In a way the argument between conservatives and progressives is that for the left, everything is about politics. Because they seek to harness government and the law in pursuit of what they see as just and desirable ends, everything becomes a political fight. Conservatives fought that narrow, constricted, soulless view of life: "We are not only political, we have other spheres, we are human beings." But in their fight against liberalism and its demands, too many conservatives have unconsciously come to ape the left. They too became all politics all the time. Friendships were based on it, friendships were lost over it. "You agree with me? You're in. You don't? You're out." They became as good at ousting, excluding and anathematizing as Mensheviks and Bolsheviks, as Jacobins. As self-righteous, too, and as adept at dehumanizing the enemy.

It is not progress when you become what you hate, when you take on its sickest aspect.

It's even sicker when we anathematize and dehumanize our friends and allies. But back to my chronology, such as it is.

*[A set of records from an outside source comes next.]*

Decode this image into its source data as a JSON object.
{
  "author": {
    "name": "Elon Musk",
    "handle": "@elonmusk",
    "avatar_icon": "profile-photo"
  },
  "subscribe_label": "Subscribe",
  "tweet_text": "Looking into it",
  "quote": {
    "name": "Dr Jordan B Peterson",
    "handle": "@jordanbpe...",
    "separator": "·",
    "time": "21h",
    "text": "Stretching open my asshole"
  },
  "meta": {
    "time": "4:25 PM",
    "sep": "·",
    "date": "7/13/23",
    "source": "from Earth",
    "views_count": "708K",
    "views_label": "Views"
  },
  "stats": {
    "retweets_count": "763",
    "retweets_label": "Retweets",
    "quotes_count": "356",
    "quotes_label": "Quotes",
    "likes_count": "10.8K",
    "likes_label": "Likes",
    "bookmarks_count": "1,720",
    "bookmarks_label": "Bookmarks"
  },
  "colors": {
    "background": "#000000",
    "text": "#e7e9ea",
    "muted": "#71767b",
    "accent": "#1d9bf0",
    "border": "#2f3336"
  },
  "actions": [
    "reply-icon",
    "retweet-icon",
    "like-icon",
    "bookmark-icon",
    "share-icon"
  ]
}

I mentioned my long stint in New York so that you'll appreciate that, for much of my adult life, none of my own senators was a conservative. From New York I unofficially adopted Senator Hatch as my own. I thought he represented my conservative views and values well. When he led the counterattack which narrowly saved now-Justice Clarence Thomas from his own borking (or as Thomas called it, a "high-tech lynching"), I was proud and grateful. It was a long, dirty, unpleasant job, but Senator Hatch stepped up.

Here's just one of many reasons why it mattered: Three presidential elections ago, a relatively conservative US Supreme Court reversed the Florida Supreme Court's decision to allow the Democratic Party to steal a presidential election. Part of that decision was by a 5-to-4 majority -- as narrow a victory as it could possibly be.

Since then, Senator Hatch has helped some other fine conservative judges join the US Supreme Court. The names John Roberts and Samuel Alito come to mind. This became especially important in 2009, when President Obama took office with Democratic majorities in both houses of Congress. This left the US Supreme Court as the most conservative force in our national government and the only significant structural restraint on the social democratic excesses enacted by Congress and the Obama administration. (I wonder: If the Court overturns ObamaCare this year, will any of Hatch's opponents suspend their animosity long enough to thank him for his role in our having a conservative Court? If they're the fine sort of people they think they are, they will.)

My vote this year is Orrin Hatch's to lose, and I don't see anyone in this year's rather weak field of challengers to whom he is likely to lose it (of which more later). I like having him as my US senator. He is an able, influential, intelligent conservative -- a conservative by any reasonable definition. I value his experience and his seniority, both of which matter a great deal more in the Senate than most people realize, and more than his opponents are willing to acknowledge.

Since he seems willing to continue for another term, I will happily work and vote to keep him there.

Previous Post          Printer-Friendly Version          Next Post


Bookmark and Share